- Prompt -
Go over each line of the entries below, count those with "Engineering", and give only the count.

- Data -

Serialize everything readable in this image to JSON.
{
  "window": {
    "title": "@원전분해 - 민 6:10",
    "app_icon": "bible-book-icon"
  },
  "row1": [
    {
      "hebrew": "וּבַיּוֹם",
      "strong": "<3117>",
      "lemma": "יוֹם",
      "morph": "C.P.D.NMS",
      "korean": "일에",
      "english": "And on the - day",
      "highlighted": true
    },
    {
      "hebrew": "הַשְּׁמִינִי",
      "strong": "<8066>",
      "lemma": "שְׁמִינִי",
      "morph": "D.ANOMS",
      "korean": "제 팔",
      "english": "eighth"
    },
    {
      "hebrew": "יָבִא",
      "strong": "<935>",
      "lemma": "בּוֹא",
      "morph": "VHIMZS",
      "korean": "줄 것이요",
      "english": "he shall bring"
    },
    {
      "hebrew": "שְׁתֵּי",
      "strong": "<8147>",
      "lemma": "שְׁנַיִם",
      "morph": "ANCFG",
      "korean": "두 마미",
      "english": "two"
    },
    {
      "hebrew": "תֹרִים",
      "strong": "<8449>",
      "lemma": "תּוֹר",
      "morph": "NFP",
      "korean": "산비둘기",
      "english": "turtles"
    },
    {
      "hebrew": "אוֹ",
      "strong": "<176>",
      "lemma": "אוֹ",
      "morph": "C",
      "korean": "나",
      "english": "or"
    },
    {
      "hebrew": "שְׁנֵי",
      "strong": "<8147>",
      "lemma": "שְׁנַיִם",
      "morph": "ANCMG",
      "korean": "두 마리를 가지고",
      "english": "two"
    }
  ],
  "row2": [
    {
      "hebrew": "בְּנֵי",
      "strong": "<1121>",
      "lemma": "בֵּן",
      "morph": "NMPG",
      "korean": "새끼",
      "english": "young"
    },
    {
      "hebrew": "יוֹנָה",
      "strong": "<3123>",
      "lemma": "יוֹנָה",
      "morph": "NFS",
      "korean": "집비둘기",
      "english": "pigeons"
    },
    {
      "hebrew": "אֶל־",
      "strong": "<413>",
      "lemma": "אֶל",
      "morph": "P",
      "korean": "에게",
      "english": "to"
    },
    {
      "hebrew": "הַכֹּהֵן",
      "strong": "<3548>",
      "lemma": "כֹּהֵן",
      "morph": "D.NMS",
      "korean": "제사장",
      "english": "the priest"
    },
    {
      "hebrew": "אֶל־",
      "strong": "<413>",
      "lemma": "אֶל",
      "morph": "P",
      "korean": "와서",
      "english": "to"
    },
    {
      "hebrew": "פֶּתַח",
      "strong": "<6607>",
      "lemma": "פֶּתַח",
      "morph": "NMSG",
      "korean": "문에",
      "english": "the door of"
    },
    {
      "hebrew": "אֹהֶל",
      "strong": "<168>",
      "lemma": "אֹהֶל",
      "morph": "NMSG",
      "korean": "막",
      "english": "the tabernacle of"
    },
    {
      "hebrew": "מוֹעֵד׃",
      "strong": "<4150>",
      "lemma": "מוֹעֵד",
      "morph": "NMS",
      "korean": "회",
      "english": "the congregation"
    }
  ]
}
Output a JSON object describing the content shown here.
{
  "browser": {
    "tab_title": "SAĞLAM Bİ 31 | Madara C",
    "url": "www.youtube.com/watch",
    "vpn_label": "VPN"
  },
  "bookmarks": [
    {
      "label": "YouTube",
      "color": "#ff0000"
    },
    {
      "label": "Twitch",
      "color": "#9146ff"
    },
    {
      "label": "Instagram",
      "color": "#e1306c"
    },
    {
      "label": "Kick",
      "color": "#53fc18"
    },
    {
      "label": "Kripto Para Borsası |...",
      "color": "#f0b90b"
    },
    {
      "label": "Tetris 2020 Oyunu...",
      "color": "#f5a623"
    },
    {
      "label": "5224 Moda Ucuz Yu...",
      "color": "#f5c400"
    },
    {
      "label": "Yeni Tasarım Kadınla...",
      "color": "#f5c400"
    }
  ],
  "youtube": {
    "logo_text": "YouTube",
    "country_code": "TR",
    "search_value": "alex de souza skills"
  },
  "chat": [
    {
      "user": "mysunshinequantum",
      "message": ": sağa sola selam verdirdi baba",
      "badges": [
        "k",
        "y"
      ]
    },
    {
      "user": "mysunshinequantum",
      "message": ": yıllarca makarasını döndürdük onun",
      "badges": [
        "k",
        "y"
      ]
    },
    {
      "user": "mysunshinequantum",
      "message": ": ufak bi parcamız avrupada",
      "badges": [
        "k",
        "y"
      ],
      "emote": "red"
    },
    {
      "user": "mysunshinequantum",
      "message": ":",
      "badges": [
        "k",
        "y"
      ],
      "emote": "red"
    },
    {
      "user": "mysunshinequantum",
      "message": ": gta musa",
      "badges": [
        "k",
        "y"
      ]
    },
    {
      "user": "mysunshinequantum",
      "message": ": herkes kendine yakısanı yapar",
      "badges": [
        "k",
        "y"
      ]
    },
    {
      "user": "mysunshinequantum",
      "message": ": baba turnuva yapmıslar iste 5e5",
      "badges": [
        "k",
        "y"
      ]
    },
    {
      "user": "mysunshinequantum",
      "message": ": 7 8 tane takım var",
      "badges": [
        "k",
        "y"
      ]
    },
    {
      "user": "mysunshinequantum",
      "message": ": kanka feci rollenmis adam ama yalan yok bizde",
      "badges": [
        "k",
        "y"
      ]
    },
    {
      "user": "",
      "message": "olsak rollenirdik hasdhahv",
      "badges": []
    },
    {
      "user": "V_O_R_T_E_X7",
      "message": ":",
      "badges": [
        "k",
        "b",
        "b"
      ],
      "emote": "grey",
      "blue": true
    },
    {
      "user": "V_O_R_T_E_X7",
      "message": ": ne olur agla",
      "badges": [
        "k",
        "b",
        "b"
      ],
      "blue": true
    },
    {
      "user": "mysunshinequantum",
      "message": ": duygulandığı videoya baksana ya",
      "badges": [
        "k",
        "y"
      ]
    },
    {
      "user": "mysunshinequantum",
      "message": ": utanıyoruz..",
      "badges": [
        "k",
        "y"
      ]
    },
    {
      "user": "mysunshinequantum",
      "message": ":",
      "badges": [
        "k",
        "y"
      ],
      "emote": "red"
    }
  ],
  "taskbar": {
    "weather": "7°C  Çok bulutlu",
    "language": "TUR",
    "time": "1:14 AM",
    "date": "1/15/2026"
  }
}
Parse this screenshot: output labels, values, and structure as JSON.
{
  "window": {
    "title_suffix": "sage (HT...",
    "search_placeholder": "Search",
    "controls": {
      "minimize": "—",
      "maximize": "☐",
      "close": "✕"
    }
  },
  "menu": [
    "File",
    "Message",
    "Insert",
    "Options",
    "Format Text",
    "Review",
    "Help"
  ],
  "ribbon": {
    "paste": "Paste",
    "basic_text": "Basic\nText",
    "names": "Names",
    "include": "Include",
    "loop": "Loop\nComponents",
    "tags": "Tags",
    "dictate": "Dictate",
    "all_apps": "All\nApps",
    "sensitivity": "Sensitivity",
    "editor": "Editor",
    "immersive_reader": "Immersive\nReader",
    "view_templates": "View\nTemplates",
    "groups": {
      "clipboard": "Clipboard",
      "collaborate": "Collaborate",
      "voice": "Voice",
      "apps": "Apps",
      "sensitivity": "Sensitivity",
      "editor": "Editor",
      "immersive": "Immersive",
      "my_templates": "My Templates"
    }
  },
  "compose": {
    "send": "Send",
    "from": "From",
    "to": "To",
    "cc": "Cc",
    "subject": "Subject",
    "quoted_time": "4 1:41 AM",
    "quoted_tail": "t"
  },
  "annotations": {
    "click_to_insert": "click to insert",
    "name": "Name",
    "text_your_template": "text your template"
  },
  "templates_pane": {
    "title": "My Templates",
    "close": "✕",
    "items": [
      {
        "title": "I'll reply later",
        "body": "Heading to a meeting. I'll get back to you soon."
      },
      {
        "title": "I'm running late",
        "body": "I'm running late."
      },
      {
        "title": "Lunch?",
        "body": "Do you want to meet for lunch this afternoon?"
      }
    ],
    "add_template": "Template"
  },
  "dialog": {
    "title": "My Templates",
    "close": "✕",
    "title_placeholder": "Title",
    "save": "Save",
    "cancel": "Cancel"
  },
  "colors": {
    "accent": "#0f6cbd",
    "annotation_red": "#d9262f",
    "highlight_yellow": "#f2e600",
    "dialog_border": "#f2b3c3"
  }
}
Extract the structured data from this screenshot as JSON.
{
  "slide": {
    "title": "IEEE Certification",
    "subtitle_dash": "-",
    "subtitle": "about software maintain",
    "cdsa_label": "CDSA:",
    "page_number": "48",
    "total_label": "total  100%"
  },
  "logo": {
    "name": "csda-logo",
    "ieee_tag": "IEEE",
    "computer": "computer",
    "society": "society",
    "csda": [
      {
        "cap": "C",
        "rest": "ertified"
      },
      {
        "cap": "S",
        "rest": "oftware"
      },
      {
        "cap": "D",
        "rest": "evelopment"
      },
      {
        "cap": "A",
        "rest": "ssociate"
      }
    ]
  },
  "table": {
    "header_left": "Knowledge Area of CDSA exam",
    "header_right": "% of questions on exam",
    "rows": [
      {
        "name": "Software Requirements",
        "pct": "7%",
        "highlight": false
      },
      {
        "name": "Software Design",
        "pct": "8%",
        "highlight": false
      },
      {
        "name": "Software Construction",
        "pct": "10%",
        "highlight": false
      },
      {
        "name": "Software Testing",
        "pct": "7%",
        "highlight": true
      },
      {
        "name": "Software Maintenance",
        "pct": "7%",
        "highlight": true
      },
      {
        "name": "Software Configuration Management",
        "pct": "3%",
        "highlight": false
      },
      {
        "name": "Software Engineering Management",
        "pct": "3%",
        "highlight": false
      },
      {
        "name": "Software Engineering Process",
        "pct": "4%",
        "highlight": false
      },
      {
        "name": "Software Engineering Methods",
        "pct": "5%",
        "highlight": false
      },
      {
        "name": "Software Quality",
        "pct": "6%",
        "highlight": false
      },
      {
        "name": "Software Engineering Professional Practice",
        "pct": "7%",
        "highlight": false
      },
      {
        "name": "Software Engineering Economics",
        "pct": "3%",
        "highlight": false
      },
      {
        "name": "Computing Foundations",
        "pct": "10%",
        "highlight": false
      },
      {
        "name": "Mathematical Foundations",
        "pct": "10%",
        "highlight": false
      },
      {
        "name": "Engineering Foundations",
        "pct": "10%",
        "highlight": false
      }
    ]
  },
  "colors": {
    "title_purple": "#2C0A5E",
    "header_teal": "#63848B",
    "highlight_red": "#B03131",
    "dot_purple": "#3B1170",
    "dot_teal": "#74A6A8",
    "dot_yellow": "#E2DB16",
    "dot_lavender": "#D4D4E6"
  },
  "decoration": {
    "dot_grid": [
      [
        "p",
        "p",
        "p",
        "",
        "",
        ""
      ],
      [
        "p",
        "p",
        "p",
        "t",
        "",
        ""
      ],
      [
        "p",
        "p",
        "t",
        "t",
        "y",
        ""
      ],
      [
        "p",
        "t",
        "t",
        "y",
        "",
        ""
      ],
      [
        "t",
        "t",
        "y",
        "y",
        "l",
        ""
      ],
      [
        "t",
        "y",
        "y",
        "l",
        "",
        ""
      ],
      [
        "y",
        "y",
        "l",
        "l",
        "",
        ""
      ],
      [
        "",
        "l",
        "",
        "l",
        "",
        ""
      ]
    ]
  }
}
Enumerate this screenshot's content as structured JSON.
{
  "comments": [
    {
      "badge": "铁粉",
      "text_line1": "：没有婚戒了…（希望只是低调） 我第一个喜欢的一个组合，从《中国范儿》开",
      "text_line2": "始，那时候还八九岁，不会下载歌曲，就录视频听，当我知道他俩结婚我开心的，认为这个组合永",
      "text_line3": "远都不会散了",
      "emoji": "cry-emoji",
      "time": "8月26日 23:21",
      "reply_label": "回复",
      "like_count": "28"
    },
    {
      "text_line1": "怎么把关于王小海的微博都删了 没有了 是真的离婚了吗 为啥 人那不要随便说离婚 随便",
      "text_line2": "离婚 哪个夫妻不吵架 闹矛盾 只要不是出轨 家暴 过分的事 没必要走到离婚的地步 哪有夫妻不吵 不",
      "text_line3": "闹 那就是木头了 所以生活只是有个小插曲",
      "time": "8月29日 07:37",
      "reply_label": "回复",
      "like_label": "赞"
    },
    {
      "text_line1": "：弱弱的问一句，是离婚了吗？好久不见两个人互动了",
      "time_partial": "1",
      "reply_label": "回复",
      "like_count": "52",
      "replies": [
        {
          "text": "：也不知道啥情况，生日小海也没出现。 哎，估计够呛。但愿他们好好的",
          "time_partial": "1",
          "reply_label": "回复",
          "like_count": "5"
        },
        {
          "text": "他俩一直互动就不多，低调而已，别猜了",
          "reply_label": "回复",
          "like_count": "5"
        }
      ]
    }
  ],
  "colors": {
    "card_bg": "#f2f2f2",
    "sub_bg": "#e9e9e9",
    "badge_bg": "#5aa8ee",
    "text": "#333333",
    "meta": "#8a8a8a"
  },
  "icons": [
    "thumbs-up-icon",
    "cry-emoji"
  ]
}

- Solution to the problem -
6